## WORK ORDER:
Could you output each line below precisely as it stands, without the images?

## EXERCISE DATA:
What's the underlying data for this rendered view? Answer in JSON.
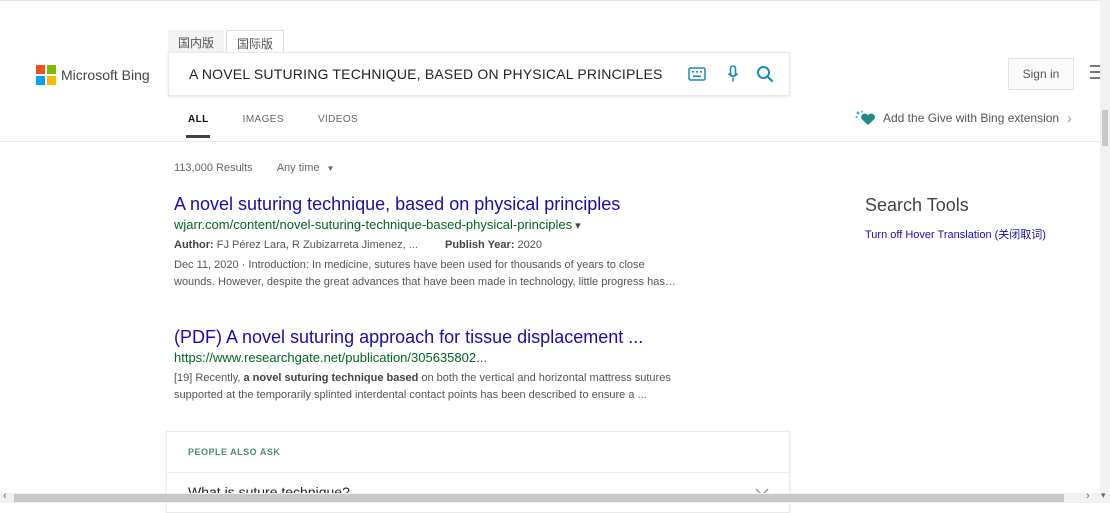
{
  "colors": {
    "link": "#1a0dab",
    "url": "#006621",
    "paa_title": "#4b8a7a"
  },
  "header": {
    "logo_text": "Microsoft Bing",
    "region_tabs": [
      {
        "label": "国内版",
        "active": false
      },
      {
        "label": "国际版",
        "active": true
      }
    ],
    "search_value": "A NOVEL SUTURING TECHNIQUE, BASED ON PHYSICAL PRINCIPLES",
    "signin_label": "Sign in"
  },
  "nav": {
    "items": [
      {
        "label": "ALL",
        "active": true
      },
      {
        "label": "IMAGES",
        "active": false
      },
      {
        "label": "VIDEOS",
        "active": false
      }
    ],
    "give_extension": "Add the Give with Bing extension"
  },
  "results_meta": {
    "count": "113,000 Results",
    "time_filter": "Any time"
  },
  "results": [
    {
      "title": "A novel suturing technique, based on physical principles",
      "url": "wjarr.com/content/novel-suturing-technique-based-physical-principles",
      "author_label": "Author:",
      "author_value": "FJ Pérez Lara, R Zubizarreta Jimenez, ...",
      "year_label": "Publish Year:",
      "year_value": "2020",
      "snippet_1": "Dec 11, 2020 · Introduction: In medicine, sutures have been used for thousands of years to close",
      "snippet_2": "wounds. However, despite the great advances that have been made in technology, little progress has…"
    },
    {
      "title": "(PDF) A novel suturing approach for tissue displacement ...",
      "url": "https://www.researchgate.net/publication/305635802...",
      "snippet_pre": "[19] Recently, ",
      "snippet_bold": "a novel suturing technique based",
      "snippet_post": " on both the vertical and horizontal mattress sutures",
      "snippet_2": "supported at the temporarily splinted interdental contact points has been described to ensure a ..."
    }
  ],
  "paa": {
    "title": "PEOPLE ALSO ASK",
    "question": "What is suture technique?"
  },
  "sidebar": {
    "title": "Search Tools",
    "link": "Turn off Hover Translation (关闭取词)"
  }
}
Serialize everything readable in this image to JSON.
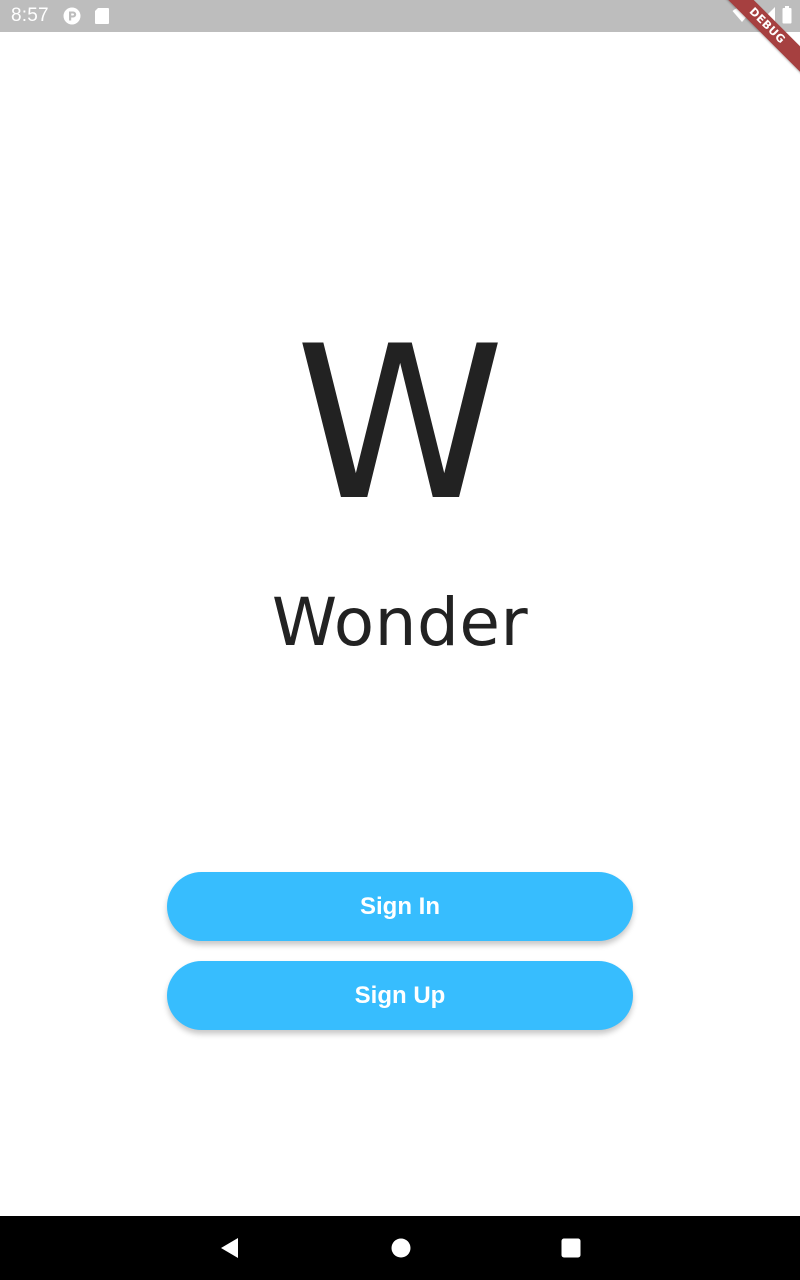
{
  "status_bar": {
    "time": "8:57",
    "left_icons": [
      "app-notification-icon",
      "sd-card-icon"
    ],
    "right_icons": [
      "wifi-icon",
      "cell-signal-icon",
      "battery-icon"
    ],
    "background": "#bdbdbd"
  },
  "debug_banner": {
    "label": "DEBUG",
    "color": "#a64040"
  },
  "logo": {
    "letter": "W"
  },
  "app": {
    "name": "Wonder"
  },
  "actions": {
    "sign_in_label": "Sign In",
    "sign_up_label": "Sign Up",
    "accent_color": "#37bdfe"
  },
  "nav_bar": {
    "buttons": [
      "back-icon",
      "home-icon",
      "recents-icon"
    ]
  }
}
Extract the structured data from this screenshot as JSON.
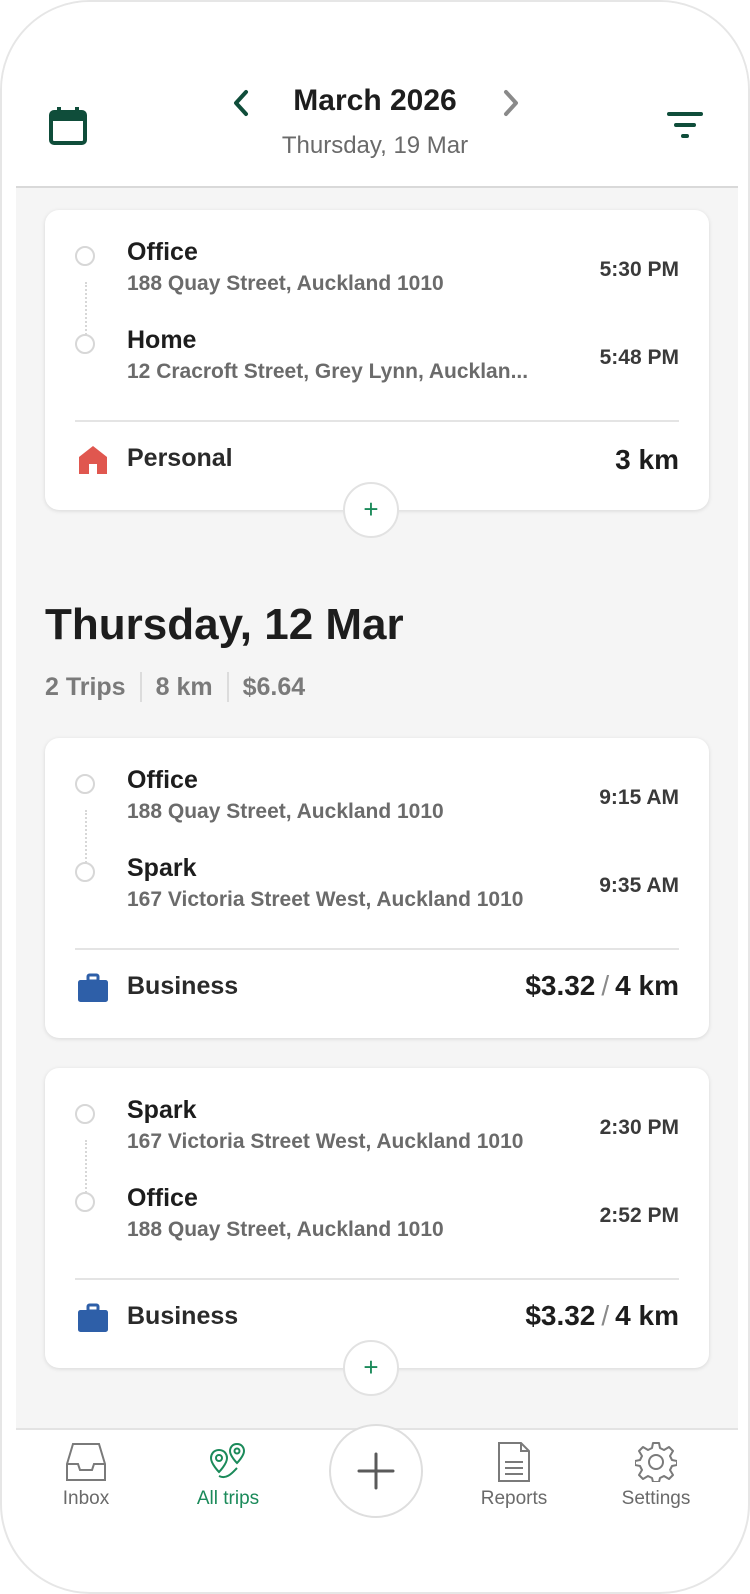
{
  "header": {
    "month": "March 2026",
    "subtitle": "Thursday, 19 Mar"
  },
  "trips_top": [
    {
      "stops": [
        {
          "name": "Office",
          "address": "188 Quay Street, Auckland 1010",
          "time": "5:30 PM"
        },
        {
          "name": "Home",
          "address": "12 Cracroft Street, Grey Lynn, Aucklan...",
          "time": "5:48 PM"
        }
      ],
      "purpose": "Personal",
      "amount": "3 km"
    }
  ],
  "section": {
    "title": "Thursday, 12 Mar",
    "trips_count": "2 Trips",
    "distance": "8 km",
    "value": "$6.64"
  },
  "trips": [
    {
      "stops": [
        {
          "name": "Office",
          "address": "188 Quay Street, Auckland 1010",
          "time": "9:15 AM"
        },
        {
          "name": "Spark",
          "address": "167 Victoria Street West, Auckland 1010",
          "time": "9:35 AM"
        }
      ],
      "purpose": "Business",
      "amount_value": "$3.32",
      "amount_sep": "/",
      "amount_distance": "4 km"
    },
    {
      "stops": [
        {
          "name": "Spark",
          "address": "167 Victoria Street West, Auckland 1010",
          "time": "2:30 PM"
        },
        {
          "name": "Office",
          "address": "188 Quay Street, Auckland 1010",
          "time": "2:52 PM"
        }
      ],
      "purpose": "Business",
      "amount_value": "$3.32",
      "amount_sep": "/",
      "amount_distance": "4 km"
    }
  ],
  "add_symbol": "+",
  "nav": {
    "inbox": "Inbox",
    "all_trips": "All trips",
    "reports": "Reports",
    "settings": "Settings"
  },
  "colors": {
    "accent": "#1b8a5a",
    "header_icon": "#0f4d3a",
    "personal": "#e0574f",
    "business": "#2e5fa8"
  }
}
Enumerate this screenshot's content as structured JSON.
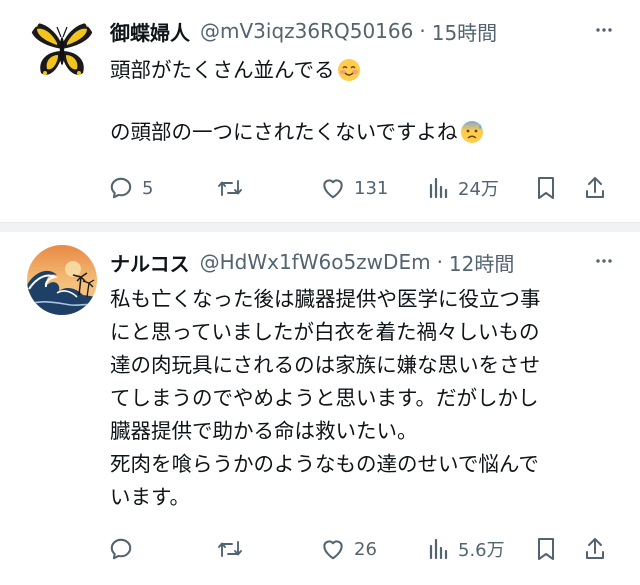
{
  "tweets": [
    {
      "name": "御蝶婦人",
      "handle": "@mV3iqz36RQ50166",
      "separator": "·",
      "time": "15時間",
      "lines": [
        "頭部がたくさん並んでる",
        "",
        "の頭部の一つにされたくないですよね"
      ],
      "line_emojis": [
        "smiling-blush-emoji",
        "",
        "anxious-sweat-emoji"
      ],
      "avatar_icon": "butterfly-avatar",
      "actions": {
        "reply": "5",
        "retweet": "",
        "like": "131",
        "views": "24万"
      }
    },
    {
      "name": "ナルコス",
      "handle": "@HdWx1fW6o5zwDEm",
      "separator": "·",
      "time": "12時間",
      "lines": [
        "私も亡くなった後は臓器提供や医学に役立つ事",
        "にと思っていましたが白衣を着た禍々しいもの",
        "達の肉玩具にされるのは家族に嫌な思いをさせ",
        "てしまうのでやめようと思います。だがしかし",
        "臓器提供で助かる命は救いたい。",
        "死肉を喰らうかのようなもの達のせいで悩んで",
        "います。"
      ],
      "avatar_icon": "great-wave-avatar",
      "actions": {
        "reply": "",
        "retweet": "",
        "like": "26",
        "views": "5.6万"
      }
    }
  ],
  "colors": {
    "text": "#0f1419",
    "secondary": "#536471",
    "separator": "#f0f2f4"
  }
}
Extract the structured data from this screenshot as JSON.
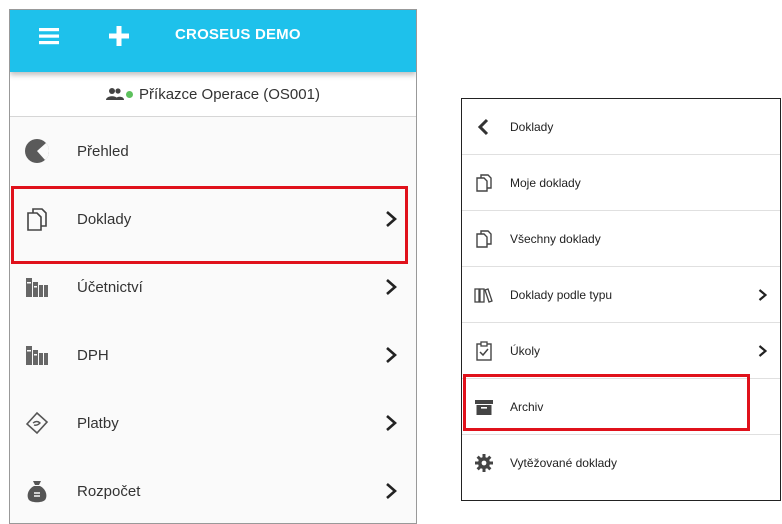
{
  "left_panel": {
    "app_title": "CROSEUS DEMO",
    "user": {
      "name": "Příkazce Operace (OS001)",
      "status_color": "#5dc15d"
    },
    "menu": [
      {
        "label": "Přehled",
        "icon": "pie-chart-icon",
        "has_submenu": false
      },
      {
        "label": "Doklady",
        "icon": "documents-icon",
        "has_submenu": true
      },
      {
        "label": "Účetnictví",
        "icon": "books-icon",
        "has_submenu": true
      },
      {
        "label": "DPH",
        "icon": "books-icon",
        "has_submenu": true
      },
      {
        "label": "Platby",
        "icon": "payment-icon",
        "has_submenu": true
      },
      {
        "label": "Rozpočet",
        "icon": "money-bag-icon",
        "has_submenu": true
      }
    ],
    "highlighted_item": "Doklady"
  },
  "right_panel": {
    "back_label": "Doklady",
    "menu": [
      {
        "label": "Moje doklady",
        "icon": "documents-icon",
        "has_submenu": false
      },
      {
        "label": "Všechny doklady",
        "icon": "documents-icon",
        "has_submenu": false
      },
      {
        "label": "Doklady podle typu",
        "icon": "books-icon",
        "has_submenu": true
      },
      {
        "label": "Úkoly",
        "icon": "clipboard-check-icon",
        "has_submenu": true
      },
      {
        "label": "Archiv",
        "icon": "archive-box-icon",
        "has_submenu": false
      },
      {
        "label": "Vytěžované doklady",
        "icon": "gear-icon",
        "has_submenu": false
      }
    ],
    "highlighted_item": "Archiv"
  },
  "colors": {
    "topbar": "#1ec1eb",
    "highlight": "#e0111b",
    "icon": "#555555"
  }
}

## SOLUTION TO THE PROBLEM:
What's the underlying data for this rendered view? Answer in JSON.
{
  "colors": {
    "link": "#1a0dab",
    "url": "#006621",
    "paa_title": "#4b8a7a"
  },
  "header": {
    "logo_text": "Microsoft Bing",
    "region_tabs": [
      {
        "label": "国内版",
        "active": false
      },
      {
        "label": "国际版",
        "active": true
      }
    ],
    "search_value": "A NOVEL SUTURING TECHNIQUE, BASED ON PHYSICAL PRINCIPLES",
    "signin_label": "Sign in"
  },
  "nav": {
    "items": [
      {
        "label": "ALL",
        "active": true
      },
      {
        "label": "IMAGES",
        "active": false
      },
      {
        "label": "VIDEOS",
        "active": false
      }
    ],
    "give_extension": "Add the Give with Bing extension"
  },
  "results_meta": {
    "count": "113,000 Results",
    "time_filter": "Any time"
  },
  "results": [
    {
      "title": "A novel suturing technique, based on physical principles",
      "url": "wjarr.com/content/novel-suturing-technique-based-physical-principles",
      "author_label": "Author:",
      "author_value": "FJ Pérez Lara, R Zubizarreta Jimenez, ...",
      "year_label": "Publish Year:",
      "year_value": "2020",
      "snippet_1": "Dec 11, 2020 · Introduction: In medicine, sutures have been used for thousands of years to close",
      "snippet_2": "wounds. However, despite the great advances that have been made in technology, little progress has…"
    },
    {
      "title": "(PDF) A novel suturing approach for tissue displacement ...",
      "url": "https://www.researchgate.net/publication/305635802...",
      "snippet_pre": "[19] Recently, ",
      "snippet_bold": "a novel suturing technique based",
      "snippet_post": " on both the vertical and horizontal mattress sutures",
      "snippet_2": "supported at the temporarily splinted interdental contact points has been described to ensure a ..."
    }
  ],
  "paa": {
    "title": "PEOPLE ALSO ASK",
    "question": "What is suture technique?"
  },
  "sidebar": {
    "title": "Search Tools",
    "link": "Turn off Hover Translation (关闭取词)"
  }
}
Serialize everything readable in this image to JSON.
{
  "status_bar": {
    "time": "8:57",
    "left_icons": [
      "app-notification-icon",
      "sd-card-icon"
    ],
    "right_icons": [
      "wifi-icon",
      "cell-signal-icon",
      "battery-icon"
    ],
    "background": "#bdbdbd"
  },
  "debug_banner": {
    "label": "DEBUG",
    "color": "#a64040"
  },
  "logo": {
    "letter": "W"
  },
  "app": {
    "name": "Wonder"
  },
  "actions": {
    "sign_in_label": "Sign In",
    "sign_up_label": "Sign Up",
    "accent_color": "#37bdfe"
  },
  "nav_bar": {
    "buttons": [
      "back-icon",
      "home-icon",
      "recents-icon"
    ]
  }
}
Extract the structured data from this screenshot as JSON.
{
  "header": {
    "month": "March 2026",
    "subtitle": "Thursday, 19 Mar"
  },
  "trips_top": [
    {
      "stops": [
        {
          "name": "Office",
          "address": "188 Quay Street, Auckland 1010",
          "time": "5:30 PM"
        },
        {
          "name": "Home",
          "address": "12 Cracroft Street, Grey Lynn, Aucklan...",
          "time": "5:48 PM"
        }
      ],
      "purpose": "Personal",
      "amount": "3 km"
    }
  ],
  "section": {
    "title": "Thursday, 12 Mar",
    "trips_count": "2 Trips",
    "distance": "8 km",
    "value": "$6.64"
  },
  "trips": [
    {
      "stops": [
        {
          "name": "Office",
          "address": "188 Quay Street, Auckland 1010",
          "time": "9:15 AM"
        },
        {
          "name": "Spark",
          "address": "167 Victoria Street West, Auckland 1010",
          "time": "9:35 AM"
        }
      ],
      "purpose": "Business",
      "amount_value": "$3.32",
      "amount_sep": "/",
      "amount_distance": "4 km"
    },
    {
      "stops": [
        {
          "name": "Spark",
          "address": "167 Victoria Street West, Auckland 1010",
          "time": "2:30 PM"
        },
        {
          "name": "Office",
          "address": "188 Quay Street, Auckland 1010",
          "time": "2:52 PM"
        }
      ],
      "purpose": "Business",
      "amount_value": "$3.32",
      "amount_sep": "/",
      "amount_distance": "4 km"
    }
  ],
  "add_symbol": "+",
  "nav": {
    "inbox": "Inbox",
    "all_trips": "All trips",
    "reports": "Reports",
    "settings": "Settings"
  },
  "colors": {
    "accent": "#1b8a5a",
    "header_icon": "#0f4d3a",
    "personal": "#e0574f",
    "business": "#2e5fa8"
  }
}
Enumerate this screenshot's content as structured JSON.
{
  "tweets": [
    {
      "name": "御蝶婦人",
      "handle": "@mV3iqz36RQ50166",
      "separator": "·",
      "time": "15時間",
      "lines": [
        "頭部がたくさん並んでる",
        "",
        "の頭部の一つにされたくないですよね"
      ],
      "line_emojis": [
        "smiling-blush-emoji",
        "",
        "anxious-sweat-emoji"
      ],
      "avatar_icon": "butterfly-avatar",
      "actions": {
        "reply": "5",
        "retweet": "",
        "like": "131",
        "views": "24万"
      }
    },
    {
      "name": "ナルコス",
      "handle": "@HdWx1fW6o5zwDEm",
      "separator": "·",
      "time": "12時間",
      "lines": [
        "私も亡くなった後は臓器提供や医学に役立つ事",
        "にと思っていましたが白衣を着た禍々しいもの",
        "達の肉玩具にされるのは家族に嫌な思いをさせ",
        "てしまうのでやめようと思います。だがしかし",
        "臓器提供で助かる命は救いたい。",
        "死肉を喰らうかのようなもの達のせいで悩んで",
        "います。"
      ],
      "avatar_icon": "great-wave-avatar",
      "actions": {
        "reply": "",
        "retweet": "",
        "like": "26",
        "views": "5.6万"
      }
    }
  ],
  "colors": {
    "text": "#0f1419",
    "secondary": "#536471",
    "separator": "#f0f2f4"
  }
}
Extract the structured data from this screenshot as JSON.
{
  "left_panel": {
    "app_title": "CROSEUS DEMO",
    "user": {
      "name": "Příkazce Operace (OS001)",
      "status_color": "#5dc15d"
    },
    "menu": [
      {
        "label": "Přehled",
        "icon": "pie-chart-icon",
        "has_submenu": false
      },
      {
        "label": "Doklady",
        "icon": "documents-icon",
        "has_submenu": true
      },
      {
        "label": "Účetnictví",
        "icon": "books-icon",
        "has_submenu": true
      },
      {
        "label": "DPH",
        "icon": "books-icon",
        "has_submenu": true
      },
      {
        "label": "Platby",
        "icon": "payment-icon",
        "has_submenu": true
      },
      {
        "label": "Rozpočet",
        "icon": "money-bag-icon",
        "has_submenu": true
      }
    ],
    "highlighted_item": "Doklady"
  },
  "right_panel": {
    "back_label": "Doklady",
    "menu": [
      {
        "label": "Moje doklady",
        "icon": "documents-icon",
        "has_submenu": false
      },
      {
        "label": "Všechny doklady",
        "icon": "documents-icon",
        "has_submenu": false
      },
      {
        "label": "Doklady podle typu",
        "icon": "books-icon",
        "has_submenu": true
      },
      {
        "label": "Úkoly",
        "icon": "clipboard-check-icon",
        "has_submenu": true
      },
      {
        "label": "Archiv",
        "icon": "archive-box-icon",
        "has_submenu": false
      },
      {
        "label": "Vytěžované doklady",
        "icon": "gear-icon",
        "has_submenu": false
      }
    ],
    "highlighted_item": "Archiv"
  },
  "colors": {
    "topbar": "#1ec1eb",
    "highlight": "#e0111b",
    "icon": "#555555"
  }
}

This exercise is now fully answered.